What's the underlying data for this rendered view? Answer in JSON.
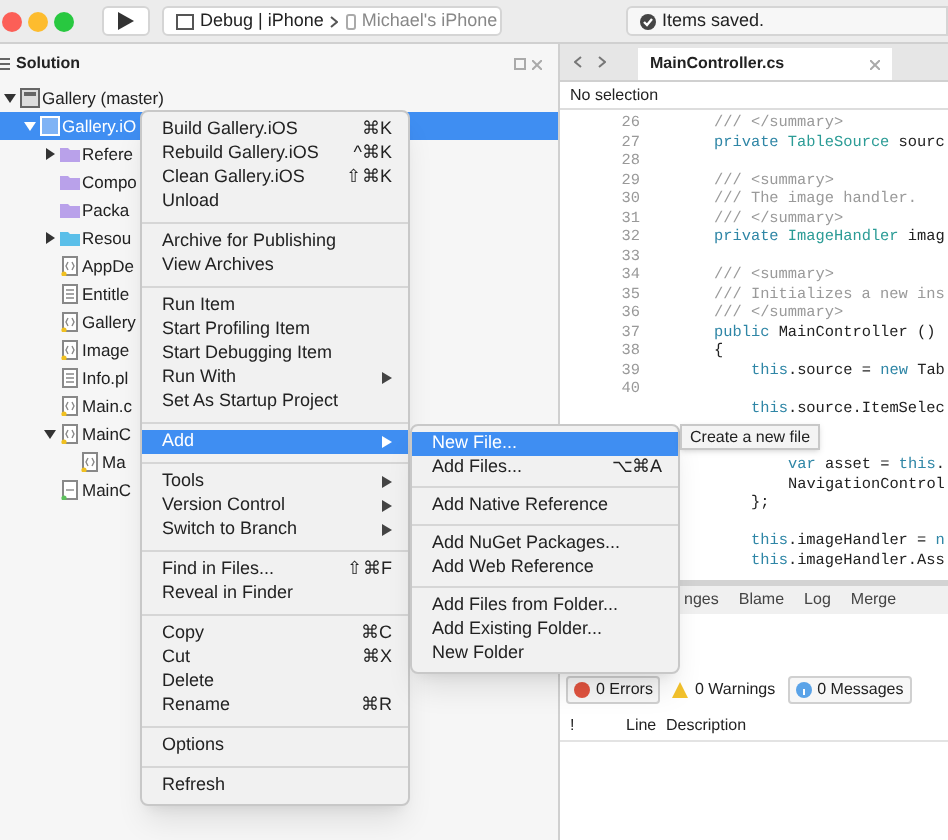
{
  "toolbar": {
    "scheme": "Debug | iPhone",
    "device": "Michael's iPhone",
    "status": "Items saved."
  },
  "solution_pane": {
    "title": "Solution",
    "tree": [
      {
        "label": "Gallery (master)",
        "kind": "solution",
        "expanded": true,
        "selected": false,
        "children": [
          {
            "label": "Gallery.iO",
            "kind": "project",
            "expanded": true,
            "selected": true,
            "children": [
              {
                "label": "Refere",
                "kind": "folder",
                "expanded": false,
                "selected": false
              },
              {
                "label": "Compo",
                "kind": "folder",
                "selected": false
              },
              {
                "label": "Packa",
                "kind": "folder",
                "selected": false
              },
              {
                "label": "Resou",
                "kind": "resource-folder",
                "expanded": false,
                "selected": false
              },
              {
                "label": "AppDe",
                "kind": "code-file",
                "selected": false
              },
              {
                "label": "Entitle",
                "kind": "plist-file",
                "selected": false
              },
              {
                "label": "Gallery",
                "kind": "code-file",
                "selected": false
              },
              {
                "label": "Image",
                "kind": "code-file",
                "selected": false
              },
              {
                "label": "Info.pl",
                "kind": "plist-file",
                "selected": false
              },
              {
                "label": "Main.c",
                "kind": "code-file",
                "selected": false
              },
              {
                "label": "MainC",
                "kind": "code-file",
                "expanded": true,
                "selected": false,
                "children": [
                  {
                    "label": "Ma",
                    "kind": "code-file",
                    "selected": false
                  }
                ]
              },
              {
                "label": "MainC",
                "kind": "storyboard-file",
                "selected": false
              }
            ]
          }
        ]
      }
    ]
  },
  "editor": {
    "tabs": [
      {
        "label": "MainController.cs",
        "selected": true
      }
    ],
    "breadcrumb": "No selection",
    "lines": [
      {
        "number": "26",
        "tokens": [
          {
            "text": "/// </summary>",
            "kind": "comment"
          }
        ]
      },
      {
        "number": "27",
        "tokens": [
          {
            "text": "private",
            "kind": "keyword"
          },
          {
            "text": "TableSource",
            "kind": "type"
          },
          {
            "text": "sourc",
            "kind": "plain"
          }
        ]
      },
      {
        "number": "28"
      },
      {
        "number": "29",
        "tokens": [
          {
            "text": "/// <summary>",
            "kind": "comment"
          }
        ]
      },
      {
        "number": "30",
        "tokens": [
          {
            "text": "/// The image handler.",
            "kind": "comment"
          }
        ]
      },
      {
        "number": "31",
        "tokens": [
          {
            "text": "/// </summary>",
            "kind": "comment"
          }
        ]
      },
      {
        "number": "32",
        "tokens": [
          {
            "text": "private",
            "kind": "keyword"
          },
          {
            "text": "ImageHandler",
            "kind": "type"
          },
          {
            "text": "imag",
            "kind": "plain"
          }
        ]
      },
      {
        "number": "33"
      },
      {
        "number": "34",
        "tokens": [
          {
            "text": "/// <summary>",
            "kind": "comment"
          }
        ]
      },
      {
        "number": "35",
        "tokens": [
          {
            "text": "/// Initializes a new ins",
            "kind": "comment"
          }
        ]
      },
      {
        "number": "36",
        "tokens": [
          {
            "text": "/// </summary>",
            "kind": "comment"
          }
        ]
      },
      {
        "number": "37",
        "tokens": [
          {
            "text": "public",
            "kind": "keyword"
          },
          {
            "text": "MainController ()",
            "kind": "plain"
          }
        ]
      },
      {
        "number": "38",
        "tokens": [
          {
            "text": "{",
            "kind": "plain"
          }
        ]
      },
      {
        "number": "39",
        "kind": "inner",
        "tokens": [
          {
            "text": "this",
            "kind": "keyword"
          },
          {
            "text": ".source =",
            "kind": "plain"
          },
          {
            "text": "new",
            "kind": "keyword"
          },
          {
            "text": "Tab",
            "kind": "plain"
          }
        ]
      },
      {
        "number": "40"
      },
      {
        "kind": "inner",
        "tokens": [
          {
            "text": "this",
            "kind": "keyword"
          },
          {
            "text": ".source.ItemSelec",
            "kind": "plain"
          }
        ]
      },
      {
        "kind": "blank"
      },
      {
        "kind": "blank"
      },
      {
        "kind": "deep",
        "tokens": [
          {
            "text": "var",
            "kind": "keyword"
          },
          {
            "text": "asset =",
            "kind": "plain"
          },
          {
            "text": "this",
            "kind": "keyword"
          },
          {
            "text": ".",
            "kind": "joined"
          }
        ]
      },
      {
        "kind": "deep",
        "tokens": [
          {
            "text": "NavigationControl",
            "kind": "plain"
          }
        ]
      },
      {
        "kind": "inner",
        "tokens": [
          {
            "text": "};",
            "kind": "plain"
          }
        ]
      },
      {
        "kind": "blank"
      },
      {
        "kind": "inner",
        "tokens": [
          {
            "text": "this",
            "kind": "keyword"
          },
          {
            "text": ".imageHandler =",
            "kind": "plain"
          },
          {
            "text": "n",
            "kind": "keyword"
          }
        ]
      },
      {
        "kind": "inner",
        "tokens": [
          {
            "text": "this",
            "kind": "keyword"
          },
          {
            "text": ".imageHandler.Ass",
            "kind": "joined"
          }
        ]
      }
    ]
  },
  "bottom_panel": {
    "tabs": [
      "nges",
      "Blame",
      "Log",
      "Merge"
    ],
    "filters": [
      {
        "label": "0 Errors",
        "kind": "error"
      },
      {
        "label": "0 Warnings",
        "kind": "warning"
      },
      {
        "label": "0 Messages",
        "kind": "message"
      }
    ],
    "columns": [
      "!",
      "Line",
      "Description"
    ]
  },
  "context_menu": {
    "groups": [
      [
        {
          "label": "Build Gallery.iOS",
          "shortcut": "⌘K",
          "selected": false
        },
        {
          "label": "Rebuild Gallery.iOS",
          "shortcut": "^⌘K",
          "selected": false
        },
        {
          "label": "Clean Gallery.iOS",
          "shortcut": "⇧⌘K",
          "selected": false
        },
        {
          "label": "Unload",
          "selected": false
        }
      ],
      [
        {
          "label": "Archive for Publishing",
          "selected": false
        },
        {
          "label": "View Archives",
          "selected": false
        }
      ],
      [
        {
          "label": "Run Item",
          "selected": false
        },
        {
          "label": "Start Profiling Item",
          "selected": false
        },
        {
          "label": "Start Debugging Item",
          "selected": false
        },
        {
          "label": "Run With",
          "submenu": true,
          "selected": false
        },
        {
          "label": "Set As Startup Project",
          "selected": false
        }
      ],
      [
        {
          "label": "Add",
          "submenu": true,
          "selected": true
        }
      ],
      [
        {
          "label": "Tools",
          "submenu": true,
          "selected": false
        },
        {
          "label": "Version Control",
          "submenu": true,
          "selected": false
        },
        {
          "label": "Switch to Branch",
          "submenu": true,
          "selected": false
        }
      ],
      [
        {
          "label": "Find in Files...",
          "shortcut": "⇧⌘F",
          "selected": false
        },
        {
          "label": "Reveal in Finder",
          "selected": false
        }
      ],
      [
        {
          "label": "Copy",
          "shortcut": "⌘C",
          "selected": false
        },
        {
          "label": "Cut",
          "shortcut": "⌘X",
          "selected": false
        },
        {
          "label": "Delete",
          "selected": false
        },
        {
          "label": "Rename",
          "shortcut": "⌘R",
          "selected": false
        }
      ],
      [
        {
          "label": "Options",
          "selected": false
        }
      ],
      [
        {
          "label": "Refresh",
          "selected": false
        }
      ]
    ]
  },
  "submenu": {
    "groups": [
      [
        {
          "label": "New File...",
          "selected": true
        },
        {
          "label": "Add Files...",
          "shortcut": "⌥⌘A",
          "selected": false
        }
      ],
      [
        {
          "label": "Add Native Reference",
          "selected": false
        }
      ],
      [
        {
          "label": "Add NuGet Packages...",
          "selected": false
        },
        {
          "label": "Add Web Reference",
          "selected": false
        }
      ],
      [
        {
          "label": "Add Files from Folder...",
          "selected": false
        },
        {
          "label": "Add Existing Folder...",
          "selected": false
        },
        {
          "label": "New Folder",
          "selected": false
        }
      ]
    ]
  },
  "tooltip": "Create a new file"
}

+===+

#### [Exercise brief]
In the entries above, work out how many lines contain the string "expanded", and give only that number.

#### [Answer to this task]
5